TASK DETAILS →
Print the data below exactly as it appears.

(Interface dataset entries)
-*-

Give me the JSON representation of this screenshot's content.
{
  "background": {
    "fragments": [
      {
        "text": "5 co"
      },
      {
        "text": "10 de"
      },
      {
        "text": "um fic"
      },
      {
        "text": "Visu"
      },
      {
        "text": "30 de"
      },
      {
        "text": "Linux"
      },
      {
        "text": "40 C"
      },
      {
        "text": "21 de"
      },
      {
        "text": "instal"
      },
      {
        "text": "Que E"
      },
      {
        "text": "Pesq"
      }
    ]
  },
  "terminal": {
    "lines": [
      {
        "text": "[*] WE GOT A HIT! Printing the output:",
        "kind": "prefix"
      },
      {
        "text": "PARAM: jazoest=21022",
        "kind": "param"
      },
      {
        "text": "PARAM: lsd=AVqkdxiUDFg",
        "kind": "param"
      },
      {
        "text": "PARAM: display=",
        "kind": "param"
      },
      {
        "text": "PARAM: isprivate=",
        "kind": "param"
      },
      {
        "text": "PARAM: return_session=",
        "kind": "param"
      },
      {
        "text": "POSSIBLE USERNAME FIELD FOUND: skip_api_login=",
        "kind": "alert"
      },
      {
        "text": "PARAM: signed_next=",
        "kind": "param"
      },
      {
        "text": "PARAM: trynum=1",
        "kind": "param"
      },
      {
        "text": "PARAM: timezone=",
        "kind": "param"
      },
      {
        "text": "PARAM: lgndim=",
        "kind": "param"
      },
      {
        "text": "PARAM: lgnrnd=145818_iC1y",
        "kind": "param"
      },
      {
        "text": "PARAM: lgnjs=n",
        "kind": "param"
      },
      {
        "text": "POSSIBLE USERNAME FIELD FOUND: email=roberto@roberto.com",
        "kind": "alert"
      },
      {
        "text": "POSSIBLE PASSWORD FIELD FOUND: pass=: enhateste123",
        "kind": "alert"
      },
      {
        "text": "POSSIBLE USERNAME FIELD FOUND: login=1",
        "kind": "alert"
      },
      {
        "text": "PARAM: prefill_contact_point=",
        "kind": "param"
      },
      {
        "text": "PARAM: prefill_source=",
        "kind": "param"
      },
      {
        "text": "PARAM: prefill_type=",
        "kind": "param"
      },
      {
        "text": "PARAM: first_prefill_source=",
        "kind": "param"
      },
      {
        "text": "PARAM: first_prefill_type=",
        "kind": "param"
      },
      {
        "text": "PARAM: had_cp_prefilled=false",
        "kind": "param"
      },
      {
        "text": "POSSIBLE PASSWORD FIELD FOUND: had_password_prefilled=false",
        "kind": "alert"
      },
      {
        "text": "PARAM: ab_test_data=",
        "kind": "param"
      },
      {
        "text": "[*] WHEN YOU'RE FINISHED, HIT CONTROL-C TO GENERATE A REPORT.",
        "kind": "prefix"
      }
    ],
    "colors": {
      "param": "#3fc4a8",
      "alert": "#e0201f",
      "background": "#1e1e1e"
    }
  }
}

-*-

RESPONSE FOR THIS EXERCISE →
Give me the JSON representation of this screenshot's content.
{
  "background": {
    "fragments": [
      {
        "text": "5 co"
      },
      {
        "text": "10 de"
      },
      {
        "text": "um fic"
      },
      {
        "text": "Visu"
      },
      {
        "text": "30 de"
      },
      {
        "text": "Linux"
      },
      {
        "text": "40 C"
      },
      {
        "text": "21 de"
      },
      {
        "text": "instal"
      },
      {
        "text": "Que E"
      },
      {
        "text": "Pesq"
      }
    ]
  },
  "terminal": {
    "lines": [
      {
        "text": "[*] WE GOT A HIT! Printing the output:",
        "kind": "prefix"
      },
      {
        "text": "PARAM: jazoest=21022",
        "kind": "param"
      },
      {
        "text": "PARAM: lsd=AVqkdxiUDFg",
        "kind": "param"
      },
      {
        "text": "PARAM: display=",
        "kind": "param"
      },
      {
        "text": "PARAM: isprivate=",
        "kind": "param"
      },
      {
        "text": "PARAM: return_session=",
        "kind": "param"
      },
      {
        "text": "POSSIBLE USERNAME FIELD FOUND: skip_api_login=",
        "kind": "alert"
      },
      {
        "text": "PARAM: signed_next=",
        "kind": "param"
      },
      {
        "text": "PARAM: trynum=1",
        "kind": "param"
      },
      {
        "text": "PARAM: timezone=",
        "kind": "param"
      },
      {
        "text": "PARAM: lgndim=",
        "kind": "param"
      },
      {
        "text": "PARAM: lgnrnd=145818_iC1y",
        "kind": "param"
      },
      {
        "text": "PARAM: lgnjs=n",
        "kind": "param"
      },
      {
        "text": "POSSIBLE USERNAME FIELD FOUND: email=roberto@roberto.com",
        "kind": "alert"
      },
      {
        "text": "POSSIBLE PASSWORD FIELD FOUND: pass=: enhateste123",
        "kind": "alert"
      },
      {
        "text": "POSSIBLE USERNAME FIELD FOUND: login=1",
        "kind": "alert"
      },
      {
        "text": "PARAM: prefill_contact_point=",
        "kind": "param"
      },
      {
        "text": "PARAM: prefill_source=",
        "kind": "param"
      },
      {
        "text": "PARAM: prefill_type=",
        "kind": "param"
      },
      {
        "text": "PARAM: first_prefill_source=",
        "kind": "param"
      },
      {
        "text": "PARAM: first_prefill_type=",
        "kind": "param"
      },
      {
        "text": "PARAM: had_cp_prefilled=false",
        "kind": "param"
      },
      {
        "text": "POSSIBLE PASSWORD FIELD FOUND: had_password_prefilled=false",
        "kind": "alert"
      },
      {
        "text": "PARAM: ab_test_data=",
        "kind": "param"
      },
      {
        "text": "[*] WHEN YOU'RE FINISHED, HIT CONTROL-C TO GENERATE A REPORT.",
        "kind": "prefix"
      }
    ],
    "colors": {
      "param": "#3fc4a8",
      "alert": "#e0201f",
      "background": "#1e1e1e"
    }
  }
}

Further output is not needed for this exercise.